- Rohan Gunaratna 2002: Inside Al Qaeda, page 46
- "U.S. Embassy Bombings". U.S. Department of State website. Archived from the original on 5 August 2007. Retrieved August 4, 2007.
- "Online NewsHour – African Embassy Bombings". PBS.org. Retrieved August 4, 2007.
- "Some Practical Applications of Forensic Seismology" (PDF). Retrieved November 3, 2010.
- "Profiles of Americans killed in Kenya embassy bombing". CNN.com. August 13, 1998. Archived from the original on December 16, 2006. Retrieved November 18, 2008.
- Associated Press, "Bin Laden raid avenged secret CIA deaths", Japan Times, 30 May 2011, p. 1.
- Jesse Nathanael Aliganga
- Fil-Am hero guard killed in Nairobi
- Ressa, Maria. "Seeds of Terror", 2003.
- Katz, Samuel M. "Relentless Pursuit: The DSS and the manhunt for the al-Qaeda terrorists", 2002
- Global Briefings, Issue 27, "Osama bin Laden tied to other Fundamentalists", September 1998.
- Barletta, Michael. "Chemical Weapons in the Sudan: Allegations and Evidence." Nonproliferation Review. Monterey Institute of International Studies 6:1 (1998): 5–48.
- "Business Digest". New York Times. December 5, 1998. Retrieved May 9, 2008.[dead link]
- "United States Aid to Kenya: Regional Security and Counterterrorism". Retrieved 1 June 2011.
- United States v. Usama bin Laden, et al. (indictment). Provided by the Monterey Institute of International Studies.
- "Inmate Locator search for register number '42426-054'". Federal Bureau of Prisons. Retrieved 2012-12-08.
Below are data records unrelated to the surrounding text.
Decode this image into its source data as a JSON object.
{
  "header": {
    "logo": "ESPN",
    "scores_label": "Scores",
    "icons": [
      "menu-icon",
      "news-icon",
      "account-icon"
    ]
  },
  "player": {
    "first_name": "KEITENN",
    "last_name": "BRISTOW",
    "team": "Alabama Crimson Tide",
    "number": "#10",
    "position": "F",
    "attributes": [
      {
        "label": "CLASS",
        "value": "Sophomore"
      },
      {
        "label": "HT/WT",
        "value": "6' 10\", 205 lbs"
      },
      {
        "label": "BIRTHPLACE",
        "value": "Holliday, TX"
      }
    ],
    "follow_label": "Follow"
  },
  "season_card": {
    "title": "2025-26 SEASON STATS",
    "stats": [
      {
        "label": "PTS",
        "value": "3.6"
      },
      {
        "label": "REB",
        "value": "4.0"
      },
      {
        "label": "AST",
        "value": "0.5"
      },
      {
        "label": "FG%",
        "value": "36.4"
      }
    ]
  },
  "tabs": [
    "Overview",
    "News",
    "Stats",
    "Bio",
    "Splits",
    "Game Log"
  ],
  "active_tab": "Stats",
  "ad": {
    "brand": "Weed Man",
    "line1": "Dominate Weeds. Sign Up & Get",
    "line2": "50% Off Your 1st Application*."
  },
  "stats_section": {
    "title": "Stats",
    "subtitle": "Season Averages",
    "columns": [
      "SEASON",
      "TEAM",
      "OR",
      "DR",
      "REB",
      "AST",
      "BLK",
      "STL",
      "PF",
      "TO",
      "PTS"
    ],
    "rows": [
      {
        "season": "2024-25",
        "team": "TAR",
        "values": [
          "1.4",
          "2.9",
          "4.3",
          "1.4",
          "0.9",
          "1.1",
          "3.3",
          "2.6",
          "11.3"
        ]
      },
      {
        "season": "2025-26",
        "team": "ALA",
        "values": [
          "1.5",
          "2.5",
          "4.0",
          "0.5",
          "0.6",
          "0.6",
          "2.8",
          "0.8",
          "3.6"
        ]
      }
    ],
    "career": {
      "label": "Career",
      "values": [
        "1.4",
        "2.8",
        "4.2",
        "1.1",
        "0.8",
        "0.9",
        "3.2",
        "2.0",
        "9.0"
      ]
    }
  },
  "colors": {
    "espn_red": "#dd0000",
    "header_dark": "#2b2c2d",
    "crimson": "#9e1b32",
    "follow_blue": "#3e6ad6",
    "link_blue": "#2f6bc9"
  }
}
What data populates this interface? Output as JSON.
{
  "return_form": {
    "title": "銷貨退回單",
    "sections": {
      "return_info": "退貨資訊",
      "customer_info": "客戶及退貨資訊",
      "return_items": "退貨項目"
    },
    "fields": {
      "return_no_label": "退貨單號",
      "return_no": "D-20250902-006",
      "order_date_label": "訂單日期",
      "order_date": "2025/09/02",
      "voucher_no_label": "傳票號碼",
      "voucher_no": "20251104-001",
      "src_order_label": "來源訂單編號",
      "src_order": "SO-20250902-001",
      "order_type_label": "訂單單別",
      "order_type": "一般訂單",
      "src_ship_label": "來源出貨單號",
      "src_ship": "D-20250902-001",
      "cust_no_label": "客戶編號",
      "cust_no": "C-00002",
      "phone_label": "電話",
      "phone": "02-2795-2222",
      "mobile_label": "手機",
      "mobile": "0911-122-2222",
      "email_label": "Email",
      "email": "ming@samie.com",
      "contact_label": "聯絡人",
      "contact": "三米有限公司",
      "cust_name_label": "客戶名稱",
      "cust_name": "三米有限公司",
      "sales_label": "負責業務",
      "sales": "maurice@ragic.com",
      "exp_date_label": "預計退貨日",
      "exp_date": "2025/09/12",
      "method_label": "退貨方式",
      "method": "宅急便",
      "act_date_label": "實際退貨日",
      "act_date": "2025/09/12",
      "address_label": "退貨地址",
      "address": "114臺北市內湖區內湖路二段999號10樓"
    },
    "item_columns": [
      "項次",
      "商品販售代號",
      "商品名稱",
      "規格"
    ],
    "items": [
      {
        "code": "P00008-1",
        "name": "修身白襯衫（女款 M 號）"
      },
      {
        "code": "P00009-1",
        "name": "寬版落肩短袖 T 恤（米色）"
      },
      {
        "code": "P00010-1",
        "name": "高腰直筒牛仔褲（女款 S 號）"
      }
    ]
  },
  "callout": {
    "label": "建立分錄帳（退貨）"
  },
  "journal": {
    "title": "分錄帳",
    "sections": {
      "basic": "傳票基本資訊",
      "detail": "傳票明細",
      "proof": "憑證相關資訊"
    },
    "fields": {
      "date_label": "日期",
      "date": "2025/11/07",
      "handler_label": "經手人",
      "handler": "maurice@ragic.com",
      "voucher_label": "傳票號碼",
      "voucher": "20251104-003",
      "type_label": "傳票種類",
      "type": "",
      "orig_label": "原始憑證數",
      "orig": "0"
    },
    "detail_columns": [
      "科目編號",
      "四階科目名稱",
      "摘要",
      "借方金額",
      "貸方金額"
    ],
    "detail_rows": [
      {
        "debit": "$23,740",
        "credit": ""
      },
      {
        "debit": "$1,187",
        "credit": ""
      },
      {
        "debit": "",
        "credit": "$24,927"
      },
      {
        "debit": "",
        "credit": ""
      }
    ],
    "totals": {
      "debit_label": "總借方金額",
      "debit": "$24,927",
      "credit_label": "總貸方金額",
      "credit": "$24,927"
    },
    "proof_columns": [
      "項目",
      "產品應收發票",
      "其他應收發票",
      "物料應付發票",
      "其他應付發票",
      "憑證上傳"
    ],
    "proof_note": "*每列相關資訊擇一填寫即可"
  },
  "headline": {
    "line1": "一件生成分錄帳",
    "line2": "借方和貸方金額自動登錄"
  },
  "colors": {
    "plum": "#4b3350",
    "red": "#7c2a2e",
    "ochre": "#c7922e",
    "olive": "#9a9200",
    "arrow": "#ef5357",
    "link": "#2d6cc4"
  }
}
- Rueb, Emily S. (2012-10-06). ""Extradited Muslim Cleric and 4 Other Terrorism Suspects Appear in American Courts". The New York Times. Retrieved 2012-12-08.
- "Inmate Locator search for register number '42393-054'". Federal Bureau of Prisons. Retrieved 2012-12-08.
- Miller, Greg (2010-02-21). "Increased U.S. drone strikes in Pakistan killing few high-value militants". The Washington Post. Retrieved 2012-12-08.
- "Inmate Locator search for register number '42375-054'". Federal Bureau of Prisons. Retrieved 2012-12-08.
- "Inmate Locator search for register number '42371-054'". Federal Bureau of Prisons. Retrieved 2012-12-08.
- "JTF-GTMO Detainee Assessment for Majid Abdu Ahmed" (PDF).
- "Inmate Locator search for register number '44623-054'". Federal Bureau of Prisons. Retrieved 2012-12-08.
- "Inmate Locator search for register number '02476-748'". Federal Bureau of Prisons. Retrieved 2012-12-08.
- Rewards for Justice – Most Wanted Terrorists
- Transcripts of Sentencing Phase of Embassy Bombers Trial
- Primer on the attacks
- Summary of the Nairobi attack
- U.S. District Court for DC finds “direct assistance” from Tehran, Sudan and Hezbollah in bombing
- Oral History with Ambassador Prudence Bushnell to the Association for Diplomatic Studies and Training on the embassy bombings